To some degree, international officials appear to have impacted the cybercrime landscape – if only temporarily – after chasing down five individuals behind the Avalanche malware botnet operation.
To some degree, international officials appear to have impacted the cybercrime landscape – if only temporarily – after chasing down five individuals behind the Avalanche malware botnet operation.

Global authorities' takedown of Avalanche, a cybercriminal network whose malware and money laundering campaigns are estimated to have cost victims in over 180 countries hundreds of millions of dollars, was an achievement four years in the making – and yet the saga is far from over.

International law enforcement agencies and cybersecurity experts will now monitor the criminal underground to determine just how much this takedown effectively crushed Avalanche and to what extent it curtailed the spread of the 20 malware families allegedly propagated by the group's giant bot network.

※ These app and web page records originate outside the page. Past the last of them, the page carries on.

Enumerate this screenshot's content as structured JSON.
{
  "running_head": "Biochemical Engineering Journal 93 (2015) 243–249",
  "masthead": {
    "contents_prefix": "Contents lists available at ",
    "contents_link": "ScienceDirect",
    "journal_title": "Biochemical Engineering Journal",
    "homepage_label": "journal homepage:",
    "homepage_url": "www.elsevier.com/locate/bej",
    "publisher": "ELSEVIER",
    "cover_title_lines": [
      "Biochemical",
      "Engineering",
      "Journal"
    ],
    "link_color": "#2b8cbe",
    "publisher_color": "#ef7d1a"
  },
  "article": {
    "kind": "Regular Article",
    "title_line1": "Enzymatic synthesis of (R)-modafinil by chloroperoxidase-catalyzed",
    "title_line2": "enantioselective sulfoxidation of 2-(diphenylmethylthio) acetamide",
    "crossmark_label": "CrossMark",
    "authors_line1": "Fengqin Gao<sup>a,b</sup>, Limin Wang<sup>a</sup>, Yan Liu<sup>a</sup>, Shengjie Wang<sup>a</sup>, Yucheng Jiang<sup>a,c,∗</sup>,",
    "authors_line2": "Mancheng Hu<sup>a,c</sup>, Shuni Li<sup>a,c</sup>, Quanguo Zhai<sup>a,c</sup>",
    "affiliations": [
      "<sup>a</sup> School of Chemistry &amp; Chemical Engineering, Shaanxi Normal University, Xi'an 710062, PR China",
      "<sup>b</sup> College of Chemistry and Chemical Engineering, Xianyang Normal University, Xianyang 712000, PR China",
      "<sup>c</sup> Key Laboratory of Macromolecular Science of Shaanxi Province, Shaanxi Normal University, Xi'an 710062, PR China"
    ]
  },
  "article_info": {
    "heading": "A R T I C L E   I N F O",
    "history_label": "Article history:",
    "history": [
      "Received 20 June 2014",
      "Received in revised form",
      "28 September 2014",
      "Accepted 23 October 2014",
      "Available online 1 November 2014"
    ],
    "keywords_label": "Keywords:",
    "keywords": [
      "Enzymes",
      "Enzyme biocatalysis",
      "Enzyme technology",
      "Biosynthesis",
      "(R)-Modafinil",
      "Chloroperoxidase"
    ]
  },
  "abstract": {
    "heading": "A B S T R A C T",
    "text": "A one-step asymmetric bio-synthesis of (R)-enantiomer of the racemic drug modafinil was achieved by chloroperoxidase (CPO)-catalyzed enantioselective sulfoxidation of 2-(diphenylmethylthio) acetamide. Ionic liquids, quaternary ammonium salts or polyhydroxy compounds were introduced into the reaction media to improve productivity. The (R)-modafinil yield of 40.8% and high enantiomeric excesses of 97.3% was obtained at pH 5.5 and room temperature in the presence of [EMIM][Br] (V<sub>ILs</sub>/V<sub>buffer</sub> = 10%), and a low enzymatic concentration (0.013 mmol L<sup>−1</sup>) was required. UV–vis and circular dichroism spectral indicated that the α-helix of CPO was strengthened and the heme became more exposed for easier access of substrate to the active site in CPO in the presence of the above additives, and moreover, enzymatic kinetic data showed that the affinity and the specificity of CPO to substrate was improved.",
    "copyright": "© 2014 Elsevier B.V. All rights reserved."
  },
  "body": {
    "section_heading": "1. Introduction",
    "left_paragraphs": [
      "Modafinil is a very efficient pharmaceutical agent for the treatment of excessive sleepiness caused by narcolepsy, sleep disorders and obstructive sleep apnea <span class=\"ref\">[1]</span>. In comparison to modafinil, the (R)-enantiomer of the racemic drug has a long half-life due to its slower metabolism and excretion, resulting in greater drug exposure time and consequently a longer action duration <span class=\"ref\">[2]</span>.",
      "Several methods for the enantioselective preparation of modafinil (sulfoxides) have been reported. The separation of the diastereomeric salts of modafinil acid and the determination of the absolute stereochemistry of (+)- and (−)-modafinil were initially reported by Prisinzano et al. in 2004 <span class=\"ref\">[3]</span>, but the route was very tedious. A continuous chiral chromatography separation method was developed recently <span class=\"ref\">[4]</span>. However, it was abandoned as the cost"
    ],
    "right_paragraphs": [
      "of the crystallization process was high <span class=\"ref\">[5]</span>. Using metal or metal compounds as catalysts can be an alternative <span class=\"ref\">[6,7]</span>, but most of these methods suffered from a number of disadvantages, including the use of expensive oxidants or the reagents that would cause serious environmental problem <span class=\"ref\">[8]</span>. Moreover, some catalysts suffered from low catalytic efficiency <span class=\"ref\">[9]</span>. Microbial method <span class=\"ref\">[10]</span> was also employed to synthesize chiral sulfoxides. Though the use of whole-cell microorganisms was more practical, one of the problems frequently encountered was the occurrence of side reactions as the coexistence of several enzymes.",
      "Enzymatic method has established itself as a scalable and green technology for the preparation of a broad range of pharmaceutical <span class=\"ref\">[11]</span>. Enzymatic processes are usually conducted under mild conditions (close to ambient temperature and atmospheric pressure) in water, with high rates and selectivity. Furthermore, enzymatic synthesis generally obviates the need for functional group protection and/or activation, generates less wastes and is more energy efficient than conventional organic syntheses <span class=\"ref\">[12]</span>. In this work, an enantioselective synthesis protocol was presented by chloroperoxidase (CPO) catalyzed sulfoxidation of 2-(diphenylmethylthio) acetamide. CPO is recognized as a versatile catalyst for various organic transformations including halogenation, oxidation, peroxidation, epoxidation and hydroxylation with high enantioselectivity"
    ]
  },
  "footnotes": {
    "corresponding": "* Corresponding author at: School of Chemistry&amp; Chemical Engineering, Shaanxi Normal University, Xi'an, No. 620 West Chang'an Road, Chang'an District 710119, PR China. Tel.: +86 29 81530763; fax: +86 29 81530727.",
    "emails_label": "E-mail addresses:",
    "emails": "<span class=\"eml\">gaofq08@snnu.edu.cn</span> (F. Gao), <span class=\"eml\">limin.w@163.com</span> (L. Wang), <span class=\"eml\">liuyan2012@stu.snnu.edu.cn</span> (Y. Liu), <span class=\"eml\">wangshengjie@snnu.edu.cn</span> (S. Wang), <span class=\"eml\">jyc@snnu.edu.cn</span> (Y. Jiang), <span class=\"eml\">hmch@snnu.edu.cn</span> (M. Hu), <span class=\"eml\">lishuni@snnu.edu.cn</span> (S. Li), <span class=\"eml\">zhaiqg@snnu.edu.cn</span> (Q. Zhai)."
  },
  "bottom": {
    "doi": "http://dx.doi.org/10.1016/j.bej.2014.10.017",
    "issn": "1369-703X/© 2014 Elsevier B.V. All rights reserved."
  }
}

At first glance, it certainly appears that the operation significantly crippled the Avalanche network's capabilities. Wednesday's surprise operation seized, sinkholed or blocked 800,000 malicious domains and took offline as many as 221 offending servers. Moreover, at least one of the five individuals taken into custody during the sting is reportedly a kingpin.

"We have arrested the top, the head of the snake," said Fernando Ruiz, the head of operations at Europol's Cybercrime Center, in an interview with the Associated Press. "We are sure that this will have a very huge impact." Just how huge, however, remains to be seen.

Aaron Shelmire, principal threat researcher at cyber threat intelligence firm Anomali, said that domain takedown operations can sometimes – in counterintuitive fashion – trigger an uptick in malicious activity from a criminal outfit if the bad actors themselves aren't neutralized. But in this case, he expects to see an overall measureable drop in spam and malware attacks within the next day or two. “[By] going after and arresting those people, you'll see a real decrease in activity,” said Shelmire in an interview with SC Media. “It makes the impact real: rather than just computers getting taken down, people are going to jail.”

Jon DiMaggio, senior threat intelligence analyst with Symantec, took a wait-and-see approach in comments emailed to SC Media, noting that it was too early to judge the takedown's impact on the various malware families.

Regardless of the outcome, “The infrastructure itself and management behind it is the more significant element of the investigation as opposed to the malware that was traversing it,” added DiMaggio, noting that Avalanche operators who survived the operation unscathed will face mounting costs and distribution challenges because they “now need to begin planning new infection vectors and obtain new infrastructure to support their operations.”

Symantec was among the cybersecurity companies that actively participated in the investigation, which involved the Luneburg Police and Verden Public Prosecutor's Office in Germany, Europol, Eurojust, the FBI, the Department of Justice and the U.S. Attorney's Office. It was Symantec that in 2012 noticed that a ransomware it was analyzing – Ransomlock – shared the same geographic distribution patterns and command-and-control infrastructure as Bebloh (or URLZone), a banking malware that German authorities were closely studying.

This connection between the two malware grew into an investigation that ultimately uncovered Avalanche. According to Internet security software company Bitdefenderwhich helped in the post-takedown malware disinfection process, the massive cybercriminal operation distributed such well-known malware families as Cerber, DridexGozNym, Marcher and TeslaCrypt.

Chris Pogue, CISO at Nuix, told SC Media in an interview that the takedown should result in “some kind of drop” in total global malware activity. However, amongst “a handful of arrests, thousands and thousands of cybercriminals go un-arrested every year." And so ultimately, "I don't think we're going to see a very noticeable difference.”

As for what's left of Avalanche, “I think you'll see some form of... regrouping and getting ready for the next stage of their activities,” he added.

In comments emailed to SC Media, Nathan Wenzler, principal security architect at security consulting firm AsTech Consulting, sounded more pessimistic about Avalanche being down and out for long.

“Dismantling the Avalanche network will certainly show some short-term gains by reducing the overall number of phishing emails, malware and ransomware attacks across the globe, but I believe these cybercriminals will be back up and running in short order, if they're not already,” Wenzler wrote. “It's critical that we continue to make these kinds of efforts to shut down malicious networks like Avalanche. however, it's imperative that law enforcement can do so in a [timelier] manner...” he added.

But if efforts to take down operations such as Avalanche only provide temporarily relief until the next operation takes its place, then why wage a losing battle? 

"It's easy to say that bad guys are going to be replaced by new bad guys, and malware is just going to be replaced by malware, but that's been the same since Cain hit Abel in the head with a rock," said Pogue, who recommends stronger punitive penalties across the globe to deter would-be cybercriminals. 

The seemingly endless cycle of cybercrime won't stop law enforcement officers and cyber defense experts from performing their duties, he insisted. "Criminals are going to be around as long as there's something to go steal... If that's futile or appears to be futile, that's okay, because that's how folks like us are wired."